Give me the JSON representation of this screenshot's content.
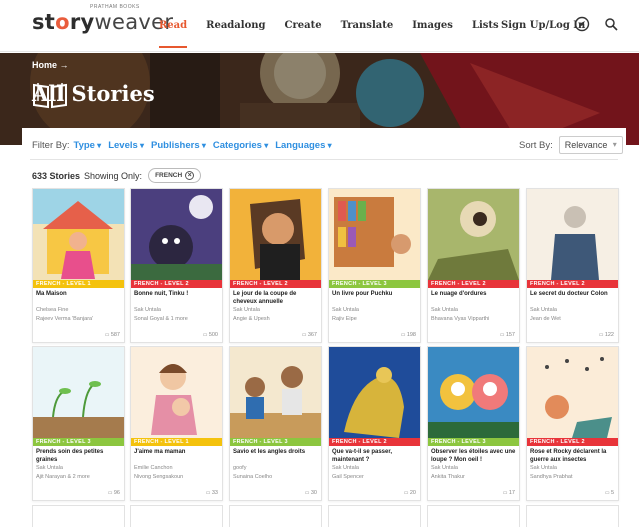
{
  "brand": {
    "story": "st",
    "o": "o",
    "ry": "ry",
    "weaver": "weaver",
    "sub": "PRATHAM BOOKS"
  },
  "nav": {
    "items": [
      "Read",
      "Readalong",
      "Create",
      "Translate",
      "Images",
      "Lists"
    ],
    "active": "Read",
    "signup": "Sign Up/Log In"
  },
  "hero": {
    "breadcrumb": "Home →",
    "title": "All Stories"
  },
  "filters": {
    "label": "Filter By:",
    "items": [
      "Type",
      "Levels",
      "Publishers",
      "Categories",
      "Languages"
    ]
  },
  "sort": {
    "label": "Sort By:",
    "value": "Relevance"
  },
  "results": {
    "count": "633 Stories",
    "showing": "Showing Only:",
    "chip": "FRENCH"
  },
  "colors": {
    "level1": "#f4c20d",
    "level2": "#e8343a",
    "level3": "#8cc63f",
    "accent": "#e7582f",
    "link": "#2f8fe0"
  },
  "cards": [
    {
      "level": "FRENCH - LEVEL 1",
      "title": "Ma Maison",
      "author": "Chelsea Fine",
      "illustrator": "Rajeev Verma 'Banjara'",
      "reads": "587"
    },
    {
      "level": "FRENCH - LEVEL 2",
      "title": "Bonne nuit, Tinku !",
      "author": "Sak Untala",
      "illustrator": "Sonal Goyal & 1 more",
      "reads": "500"
    },
    {
      "level": "FRENCH - LEVEL 2",
      "title": "Le jour de la coupe de cheveux annuelle",
      "author": "Sak Untala",
      "illustrator": "Angie & Upesh",
      "reads": "367"
    },
    {
      "level": "FRENCH - LEVEL 3",
      "title": "Un livre pour Puchku",
      "author": "Sak Untala",
      "illustrator": "Rajiv Eipe",
      "reads": "198"
    },
    {
      "level": "FRENCH - LEVEL 2",
      "title": "Le nuage d'ordures",
      "author": "Sak Untala",
      "illustrator": "Bhavana Vyas Vipparthi",
      "reads": "157"
    },
    {
      "level": "FRENCH - LEVEL 2",
      "title": "Le secret du docteur Colon",
      "author": "Sak Untala",
      "illustrator": "Jean de Wet",
      "reads": "122"
    },
    {
      "level": "FRENCH - LEVEL 3",
      "title": "Prends soin des petites graines",
      "author": "Sak Untala",
      "illustrator": "Ajit Narayan & 2 more",
      "reads": "96"
    },
    {
      "level": "FRENCH - LEVEL 1",
      "title": "J'aime ma maman",
      "author": "Emilie Canchon",
      "illustrator": "Nivong Sengsakoun",
      "reads": "33"
    },
    {
      "level": "FRENCH - LEVEL 3",
      "title": "Savio et les angles droits",
      "author": "goofy",
      "illustrator": "Sunaina Coelho",
      "reads": "30"
    },
    {
      "level": "FRENCH - LEVEL 2",
      "title": "Que va-t-il se passer, maintenant ?",
      "author": "Sak Untala",
      "illustrator": "Gail Spencer",
      "reads": "20"
    },
    {
      "level": "FRENCH - LEVEL 3",
      "title": "Observer les étoiles avec une loupe ? Mon oeil !",
      "author": "Sak Untala",
      "illustrator": "Ankita Thakur",
      "reads": "17"
    },
    {
      "level": "FRENCH - LEVEL 2",
      "title": "Rose et Rocky déclarent la guerre aux insectes",
      "author": "Sak Untala",
      "illustrator": "Sandhya Prabhat",
      "reads": "5"
    }
  ]
}
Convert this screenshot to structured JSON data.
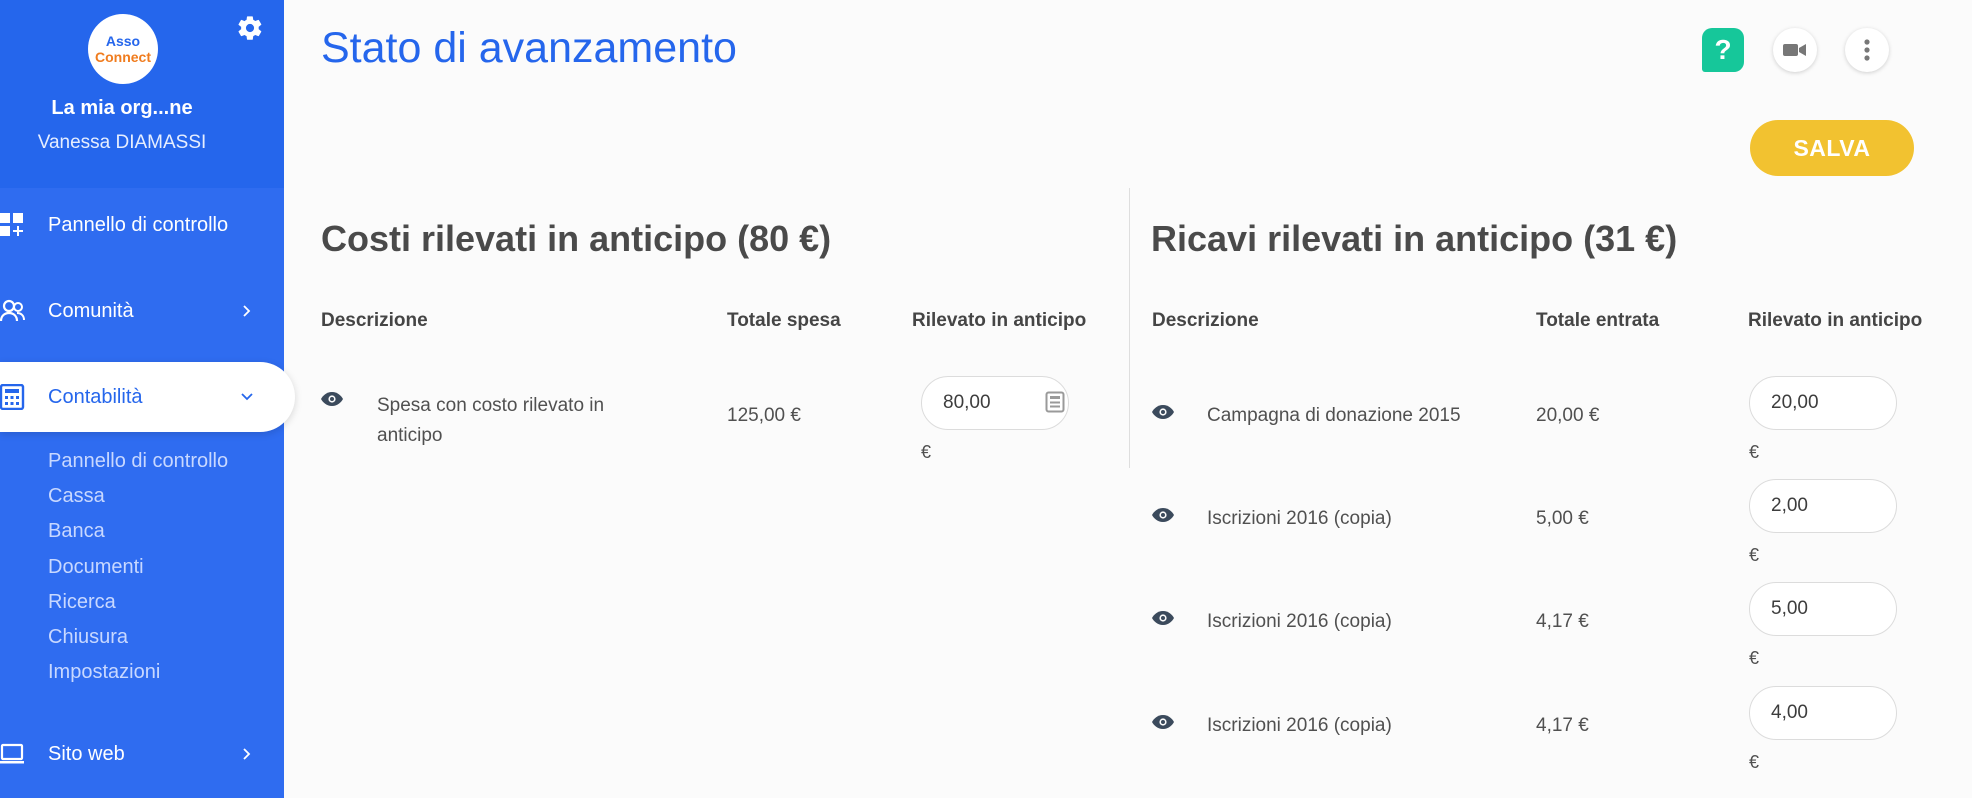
{
  "sidebar": {
    "logo_line1": "Asso",
    "logo_line2": "Connect",
    "org_name": "La mia org...ne",
    "user_name": "Vanessa DIAMASSI",
    "nav": {
      "dashboard": "Pannello di controllo",
      "community": "Comunità",
      "accounting": "Contabilità",
      "website": "Sito web"
    },
    "sub_items": [
      "Pannello di controllo",
      "Cassa",
      "Banca",
      "Documenti",
      "Ricerca",
      "Chiusura",
      "Impostazioni"
    ]
  },
  "header": {
    "title": "Stato di avanzamento",
    "help_label": "?",
    "save_label": "SALVA"
  },
  "costs": {
    "title": "Costi rilevati in anticipo (80 €)",
    "columns": {
      "description": "Descrizione",
      "total": "Totale spesa",
      "accrued": "Rilevato in anticipo"
    },
    "rows": [
      {
        "description": "Spesa con costo rilevato in anticipo",
        "total": "125,00 €",
        "accrued": "80,00",
        "currency": "€"
      }
    ]
  },
  "revenues": {
    "title": "Ricavi rilevati in anticipo (31 €)",
    "columns": {
      "description": "Descrizione",
      "total": "Totale entrata",
      "accrued": "Rilevato in anticipo"
    },
    "rows": [
      {
        "description": "Campagna di donazione 2015",
        "total": "20,00 €",
        "accrued": "20,00",
        "currency": "€"
      },
      {
        "description": "Iscrizioni 2016 (copia)",
        "total": "5,00 €",
        "accrued": "2,00",
        "currency": "€"
      },
      {
        "description": "Iscrizioni 2016 (copia)",
        "total": "4,17 €",
        "accrued": "5,00",
        "currency": "€"
      },
      {
        "description": "Iscrizioni 2016 (copia)",
        "total": "4,17 €",
        "accrued": "4,00",
        "currency": "€"
      }
    ]
  },
  "colors": {
    "primary": "#2566ec",
    "sidebar": "#2f6cf0",
    "save": "#f2c230",
    "help": "#16c79a"
  }
}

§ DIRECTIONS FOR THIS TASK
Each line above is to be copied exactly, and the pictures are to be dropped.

§ WORKED SOLUTION
Give me the JSON representation of this screenshot's content.
{
  "brand": {
    "story": "st",
    "o": "o",
    "ry": "ry",
    "weaver": "weaver",
    "sub": "PRATHAM BOOKS"
  },
  "nav": {
    "items": [
      "Read",
      "Readalong",
      "Create",
      "Translate",
      "Images",
      "Lists"
    ],
    "active": "Read",
    "signup": "Sign Up/Log In"
  },
  "hero": {
    "breadcrumb": "Home →",
    "title": "All Stories"
  },
  "filters": {
    "label": "Filter By:",
    "items": [
      "Type",
      "Levels",
      "Publishers",
      "Categories",
      "Languages"
    ]
  },
  "sort": {
    "label": "Sort By:",
    "value": "Relevance"
  },
  "results": {
    "count": "633 Stories",
    "showing": "Showing Only:",
    "chip": "FRENCH"
  },
  "colors": {
    "level1": "#f4c20d",
    "level2": "#e8343a",
    "level3": "#8cc63f",
    "accent": "#e7582f",
    "link": "#2f8fe0"
  },
  "cards": [
    {
      "level": "FRENCH - LEVEL 1",
      "title": "Ma Maison",
      "author": "Chelsea Fine",
      "illustrator": "Rajeev Verma 'Banjara'",
      "reads": "587"
    },
    {
      "level": "FRENCH - LEVEL 2",
      "title": "Bonne nuit, Tinku !",
      "author": "Sak Untala",
      "illustrator": "Sonal Goyal & 1 more",
      "reads": "500"
    },
    {
      "level": "FRENCH - LEVEL 2",
      "title": "Le jour de la coupe de cheveux annuelle",
      "author": "Sak Untala",
      "illustrator": "Angie & Upesh",
      "reads": "367"
    },
    {
      "level": "FRENCH - LEVEL 3",
      "title": "Un livre pour Puchku",
      "author": "Sak Untala",
      "illustrator": "Rajiv Eipe",
      "reads": "198"
    },
    {
      "level": "FRENCH - LEVEL 2",
      "title": "Le nuage d'ordures",
      "author": "Sak Untala",
      "illustrator": "Bhavana Vyas Vipparthi",
      "reads": "157"
    },
    {
      "level": "FRENCH - LEVEL 2",
      "title": "Le secret du docteur Colon",
      "author": "Sak Untala",
      "illustrator": "Jean de Wet",
      "reads": "122"
    },
    {
      "level": "FRENCH - LEVEL 3",
      "title": "Prends soin des petites graines",
      "author": "Sak Untala",
      "illustrator": "Ajit Narayan & 2 more",
      "reads": "96"
    },
    {
      "level": "FRENCH - LEVEL 1",
      "title": "J'aime ma maman",
      "author": "Emilie Canchon",
      "illustrator": "Nivong Sengsakoun",
      "reads": "33"
    },
    {
      "level": "FRENCH - LEVEL 3",
      "title": "Savio et les angles droits",
      "author": "goofy",
      "illustrator": "Sunaina Coelho",
      "reads": "30"
    },
    {
      "level": "FRENCH - LEVEL 2",
      "title": "Que va-t-il se passer, maintenant ?",
      "author": "Sak Untala",
      "illustrator": "Gail Spencer",
      "reads": "20"
    },
    {
      "level": "FRENCH - LEVEL 3",
      "title": "Observer les étoiles avec une loupe ? Mon oeil !",
      "author": "Sak Untala",
      "illustrator": "Ankita Thakur",
      "reads": "17"
    },
    {
      "level": "FRENCH - LEVEL 2",
      "title": "Rose et Rocky déclarent la guerre aux insectes",
      "author": "Sak Untala",
      "illustrator": "Sandhya Prabhat",
      "reads": "5"
    }
  ]
}
Convert this screenshot to structured JSON data.
{
  "sidebar": {
    "logo_line1": "Asso",
    "logo_line2": "Connect",
    "org_name": "La mia org...ne",
    "user_name": "Vanessa DIAMASSI",
    "nav": {
      "dashboard": "Pannello di controllo",
      "community": "Comunità",
      "accounting": "Contabilità",
      "website": "Sito web"
    },
    "sub_items": [
      "Pannello di controllo",
      "Cassa",
      "Banca",
      "Documenti",
      "Ricerca",
      "Chiusura",
      "Impostazioni"
    ]
  },
  "header": {
    "title": "Stato di avanzamento",
    "help_label": "?",
    "save_label": "SALVA"
  },
  "costs": {
    "title": "Costi rilevati in anticipo (80 €)",
    "columns": {
      "description": "Descrizione",
      "total": "Totale spesa",
      "accrued": "Rilevato in anticipo"
    },
    "rows": [
      {
        "description": "Spesa con costo rilevato in anticipo",
        "total": "125,00 €",
        "accrued": "80,00",
        "currency": "€"
      }
    ]
  },
  "revenues": {
    "title": "Ricavi rilevati in anticipo (31 €)",
    "columns": {
      "description": "Descrizione",
      "total": "Totale entrata",
      "accrued": "Rilevato in anticipo"
    },
    "rows": [
      {
        "description": "Campagna di donazione 2015",
        "total": "20,00 €",
        "accrued": "20,00",
        "currency": "€"
      },
      {
        "description": "Iscrizioni 2016 (copia)",
        "total": "5,00 €",
        "accrued": "2,00",
        "currency": "€"
      },
      {
        "description": "Iscrizioni 2016 (copia)",
        "total": "4,17 €",
        "accrued": "5,00",
        "currency": "€"
      },
      {
        "description": "Iscrizioni 2016 (copia)",
        "total": "4,17 €",
        "accrued": "4,00",
        "currency": "€"
      }
    ]
  },
  "colors": {
    "primary": "#2566ec",
    "sidebar": "#2f6cf0",
    "save": "#f2c230",
    "help": "#16c79a"
  }
}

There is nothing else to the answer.